The creator of the pink plastic lawn flamingo, the ultimate symbol of American lawn kitsch, has died. Donald Featherstone was 79. Featherstone's wife, Nancy, today told the AP that her husband died yesterday at an elder care facility in Fitchburg, Mass., after a long battle with Lewy body dementia. Featherstone, a trained sculptor with a classical art background (he studied at the Worcester Art Museum), created the flamingo in 1957 for plastics company Union Products, modeling it after a bird he saw in National Geographic.
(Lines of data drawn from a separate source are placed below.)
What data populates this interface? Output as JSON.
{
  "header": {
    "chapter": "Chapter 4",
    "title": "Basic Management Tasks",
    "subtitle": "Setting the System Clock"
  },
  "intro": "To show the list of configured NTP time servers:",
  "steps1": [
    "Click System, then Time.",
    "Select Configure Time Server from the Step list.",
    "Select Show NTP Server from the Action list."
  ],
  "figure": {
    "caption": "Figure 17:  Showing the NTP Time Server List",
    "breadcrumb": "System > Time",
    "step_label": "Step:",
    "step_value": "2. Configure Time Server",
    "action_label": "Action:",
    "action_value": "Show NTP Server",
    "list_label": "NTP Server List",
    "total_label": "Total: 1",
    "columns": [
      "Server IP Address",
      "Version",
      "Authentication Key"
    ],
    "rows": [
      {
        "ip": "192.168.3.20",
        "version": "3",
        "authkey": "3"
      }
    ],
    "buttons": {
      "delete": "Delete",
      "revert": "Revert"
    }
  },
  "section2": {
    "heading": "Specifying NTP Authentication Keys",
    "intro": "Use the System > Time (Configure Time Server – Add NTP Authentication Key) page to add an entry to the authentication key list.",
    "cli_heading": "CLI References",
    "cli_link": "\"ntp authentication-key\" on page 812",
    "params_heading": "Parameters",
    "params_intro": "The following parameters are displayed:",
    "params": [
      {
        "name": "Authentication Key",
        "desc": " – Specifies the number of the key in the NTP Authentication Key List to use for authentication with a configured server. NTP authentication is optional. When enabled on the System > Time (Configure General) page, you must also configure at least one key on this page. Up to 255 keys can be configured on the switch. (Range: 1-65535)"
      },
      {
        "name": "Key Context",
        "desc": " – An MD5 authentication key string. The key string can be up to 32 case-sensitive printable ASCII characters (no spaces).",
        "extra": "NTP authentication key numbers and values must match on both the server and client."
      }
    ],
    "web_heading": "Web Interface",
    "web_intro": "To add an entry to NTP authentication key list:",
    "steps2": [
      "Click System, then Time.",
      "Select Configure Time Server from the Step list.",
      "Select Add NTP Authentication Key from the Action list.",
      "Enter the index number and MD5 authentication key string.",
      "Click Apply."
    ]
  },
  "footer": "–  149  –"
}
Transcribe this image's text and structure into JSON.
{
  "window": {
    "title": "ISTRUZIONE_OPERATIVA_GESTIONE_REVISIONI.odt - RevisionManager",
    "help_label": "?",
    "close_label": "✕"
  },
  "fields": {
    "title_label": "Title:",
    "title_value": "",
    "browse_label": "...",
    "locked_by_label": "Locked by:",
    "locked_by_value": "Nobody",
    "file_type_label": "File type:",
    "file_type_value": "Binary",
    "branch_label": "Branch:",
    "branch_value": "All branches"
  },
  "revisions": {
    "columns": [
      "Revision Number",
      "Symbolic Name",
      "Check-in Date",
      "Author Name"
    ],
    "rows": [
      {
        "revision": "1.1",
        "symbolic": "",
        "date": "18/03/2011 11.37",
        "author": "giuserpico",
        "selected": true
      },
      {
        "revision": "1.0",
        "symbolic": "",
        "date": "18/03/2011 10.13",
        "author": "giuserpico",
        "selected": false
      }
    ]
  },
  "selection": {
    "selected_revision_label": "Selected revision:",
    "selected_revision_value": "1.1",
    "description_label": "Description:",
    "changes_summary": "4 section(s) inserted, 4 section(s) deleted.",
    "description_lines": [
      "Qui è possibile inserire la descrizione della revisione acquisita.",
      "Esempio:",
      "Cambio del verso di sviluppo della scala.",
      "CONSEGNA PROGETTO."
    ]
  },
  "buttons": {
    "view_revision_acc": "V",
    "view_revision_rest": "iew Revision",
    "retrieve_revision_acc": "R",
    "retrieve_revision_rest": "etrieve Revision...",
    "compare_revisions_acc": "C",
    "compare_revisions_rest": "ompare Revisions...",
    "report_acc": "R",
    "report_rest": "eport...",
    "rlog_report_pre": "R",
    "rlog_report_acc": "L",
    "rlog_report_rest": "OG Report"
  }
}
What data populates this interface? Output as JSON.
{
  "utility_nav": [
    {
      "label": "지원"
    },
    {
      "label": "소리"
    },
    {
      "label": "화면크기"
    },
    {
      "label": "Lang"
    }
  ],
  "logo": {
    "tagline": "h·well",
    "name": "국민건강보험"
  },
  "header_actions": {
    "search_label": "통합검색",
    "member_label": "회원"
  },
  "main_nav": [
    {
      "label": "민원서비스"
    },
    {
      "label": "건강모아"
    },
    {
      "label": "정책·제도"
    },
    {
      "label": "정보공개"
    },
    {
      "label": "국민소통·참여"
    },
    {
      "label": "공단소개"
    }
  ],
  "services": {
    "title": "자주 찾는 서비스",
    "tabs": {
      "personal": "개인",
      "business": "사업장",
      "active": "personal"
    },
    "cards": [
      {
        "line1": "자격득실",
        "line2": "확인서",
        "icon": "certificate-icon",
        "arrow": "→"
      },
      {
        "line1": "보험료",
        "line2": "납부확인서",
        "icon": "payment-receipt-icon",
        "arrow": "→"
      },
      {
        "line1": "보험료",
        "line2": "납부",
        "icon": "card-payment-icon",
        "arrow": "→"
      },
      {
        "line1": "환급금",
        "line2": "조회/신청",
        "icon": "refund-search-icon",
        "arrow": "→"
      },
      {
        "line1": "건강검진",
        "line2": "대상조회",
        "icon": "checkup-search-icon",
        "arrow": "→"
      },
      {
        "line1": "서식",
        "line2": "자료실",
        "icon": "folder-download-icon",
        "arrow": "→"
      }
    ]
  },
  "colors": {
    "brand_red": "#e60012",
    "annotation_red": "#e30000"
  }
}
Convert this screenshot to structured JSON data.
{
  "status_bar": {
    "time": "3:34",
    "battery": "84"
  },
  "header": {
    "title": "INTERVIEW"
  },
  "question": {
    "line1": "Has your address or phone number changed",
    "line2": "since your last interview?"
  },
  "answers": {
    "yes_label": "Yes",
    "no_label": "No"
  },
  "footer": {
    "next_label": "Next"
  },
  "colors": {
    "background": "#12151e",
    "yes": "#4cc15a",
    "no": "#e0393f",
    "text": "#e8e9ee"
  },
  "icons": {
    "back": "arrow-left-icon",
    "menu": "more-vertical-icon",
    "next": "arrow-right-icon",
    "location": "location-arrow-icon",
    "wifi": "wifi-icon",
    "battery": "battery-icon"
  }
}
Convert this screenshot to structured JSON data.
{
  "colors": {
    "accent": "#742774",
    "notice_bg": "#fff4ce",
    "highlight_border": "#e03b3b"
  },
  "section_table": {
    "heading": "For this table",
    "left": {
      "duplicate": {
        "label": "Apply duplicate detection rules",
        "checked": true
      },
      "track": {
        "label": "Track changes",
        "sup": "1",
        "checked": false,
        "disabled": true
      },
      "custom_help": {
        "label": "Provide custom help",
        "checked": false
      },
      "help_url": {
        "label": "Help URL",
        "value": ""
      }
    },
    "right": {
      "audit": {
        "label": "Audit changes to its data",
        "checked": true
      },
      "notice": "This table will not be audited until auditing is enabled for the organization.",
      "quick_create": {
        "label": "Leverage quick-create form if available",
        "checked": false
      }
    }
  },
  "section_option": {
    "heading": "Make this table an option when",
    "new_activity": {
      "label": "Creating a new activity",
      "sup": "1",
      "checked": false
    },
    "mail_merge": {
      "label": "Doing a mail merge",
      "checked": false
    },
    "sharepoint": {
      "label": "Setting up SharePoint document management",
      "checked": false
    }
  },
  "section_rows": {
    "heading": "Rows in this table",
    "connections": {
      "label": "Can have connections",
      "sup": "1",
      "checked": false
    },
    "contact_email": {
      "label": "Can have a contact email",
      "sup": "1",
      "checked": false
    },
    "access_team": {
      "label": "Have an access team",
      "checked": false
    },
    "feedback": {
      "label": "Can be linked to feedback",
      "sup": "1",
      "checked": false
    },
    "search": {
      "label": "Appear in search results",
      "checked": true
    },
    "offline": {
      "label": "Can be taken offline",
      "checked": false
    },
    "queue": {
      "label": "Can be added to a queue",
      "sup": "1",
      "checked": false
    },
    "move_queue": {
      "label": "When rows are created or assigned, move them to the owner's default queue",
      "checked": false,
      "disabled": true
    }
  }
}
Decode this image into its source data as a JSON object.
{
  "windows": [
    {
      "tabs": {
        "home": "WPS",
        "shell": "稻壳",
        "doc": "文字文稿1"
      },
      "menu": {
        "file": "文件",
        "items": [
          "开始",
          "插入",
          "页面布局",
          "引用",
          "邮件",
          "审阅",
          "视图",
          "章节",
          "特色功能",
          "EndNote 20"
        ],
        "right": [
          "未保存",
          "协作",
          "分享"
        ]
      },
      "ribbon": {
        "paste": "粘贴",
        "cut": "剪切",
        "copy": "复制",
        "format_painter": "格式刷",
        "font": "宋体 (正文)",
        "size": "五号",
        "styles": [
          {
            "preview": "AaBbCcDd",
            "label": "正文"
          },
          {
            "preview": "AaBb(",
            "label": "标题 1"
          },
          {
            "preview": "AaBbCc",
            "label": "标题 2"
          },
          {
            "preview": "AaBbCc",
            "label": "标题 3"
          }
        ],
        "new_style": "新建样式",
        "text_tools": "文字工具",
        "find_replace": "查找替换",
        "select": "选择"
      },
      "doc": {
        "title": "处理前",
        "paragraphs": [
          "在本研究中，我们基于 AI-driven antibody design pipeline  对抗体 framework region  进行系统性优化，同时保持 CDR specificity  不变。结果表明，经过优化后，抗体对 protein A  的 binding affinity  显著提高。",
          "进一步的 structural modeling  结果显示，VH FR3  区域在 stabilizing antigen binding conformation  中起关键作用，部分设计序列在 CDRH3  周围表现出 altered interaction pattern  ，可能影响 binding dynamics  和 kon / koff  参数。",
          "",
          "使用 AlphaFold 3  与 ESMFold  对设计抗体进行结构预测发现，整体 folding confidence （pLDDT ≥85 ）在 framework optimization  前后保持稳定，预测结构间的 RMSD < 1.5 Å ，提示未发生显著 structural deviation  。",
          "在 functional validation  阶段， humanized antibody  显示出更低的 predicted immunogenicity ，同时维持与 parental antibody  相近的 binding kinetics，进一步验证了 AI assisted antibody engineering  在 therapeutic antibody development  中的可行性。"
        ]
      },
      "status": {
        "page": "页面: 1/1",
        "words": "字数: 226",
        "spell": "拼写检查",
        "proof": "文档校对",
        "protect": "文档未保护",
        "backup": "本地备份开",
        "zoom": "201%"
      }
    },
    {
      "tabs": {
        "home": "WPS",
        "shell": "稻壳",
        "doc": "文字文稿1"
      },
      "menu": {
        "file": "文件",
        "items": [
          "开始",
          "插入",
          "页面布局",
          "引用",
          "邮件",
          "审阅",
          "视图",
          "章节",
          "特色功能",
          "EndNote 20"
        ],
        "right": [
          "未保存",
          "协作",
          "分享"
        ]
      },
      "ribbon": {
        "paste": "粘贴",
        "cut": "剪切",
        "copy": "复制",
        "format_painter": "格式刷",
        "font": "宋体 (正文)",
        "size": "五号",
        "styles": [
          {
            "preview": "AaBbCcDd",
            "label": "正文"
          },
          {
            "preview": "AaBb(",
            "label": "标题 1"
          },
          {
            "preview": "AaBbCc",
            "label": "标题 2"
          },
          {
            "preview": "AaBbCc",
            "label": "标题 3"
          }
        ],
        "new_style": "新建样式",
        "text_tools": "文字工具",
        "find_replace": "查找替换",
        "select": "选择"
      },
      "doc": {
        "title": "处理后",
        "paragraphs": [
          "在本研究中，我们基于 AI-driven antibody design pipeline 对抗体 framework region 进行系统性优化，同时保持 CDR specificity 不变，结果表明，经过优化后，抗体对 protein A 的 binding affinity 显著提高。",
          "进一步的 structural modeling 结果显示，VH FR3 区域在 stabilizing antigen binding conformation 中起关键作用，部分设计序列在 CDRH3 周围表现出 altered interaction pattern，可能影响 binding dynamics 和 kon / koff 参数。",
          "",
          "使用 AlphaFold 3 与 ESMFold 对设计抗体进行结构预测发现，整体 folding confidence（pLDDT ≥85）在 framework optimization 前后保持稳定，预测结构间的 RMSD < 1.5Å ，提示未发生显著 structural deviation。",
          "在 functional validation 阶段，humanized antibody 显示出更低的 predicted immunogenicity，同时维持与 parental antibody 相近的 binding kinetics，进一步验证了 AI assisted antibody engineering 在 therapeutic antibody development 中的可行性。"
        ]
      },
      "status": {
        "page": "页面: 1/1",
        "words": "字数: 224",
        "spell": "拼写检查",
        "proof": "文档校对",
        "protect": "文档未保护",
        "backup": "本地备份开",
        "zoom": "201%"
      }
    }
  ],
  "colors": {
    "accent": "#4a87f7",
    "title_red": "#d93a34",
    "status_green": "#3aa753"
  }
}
Millions of the birds have been sold.
The Telegram & Gazette recalls that Featherstone clinched the Ig Nobel Prize in art in 1996. Featherstone worked for Union for 43 years, inventing hundreds of plastic products in that time (750 by the Telegram & Gazette's count) and rising to the position of president before his retirement in 1999. In addition to his wife of 40 years, Featherstone is survived by two children, four grandchildren, and two great-grandchildren. (Read more obituary stories.)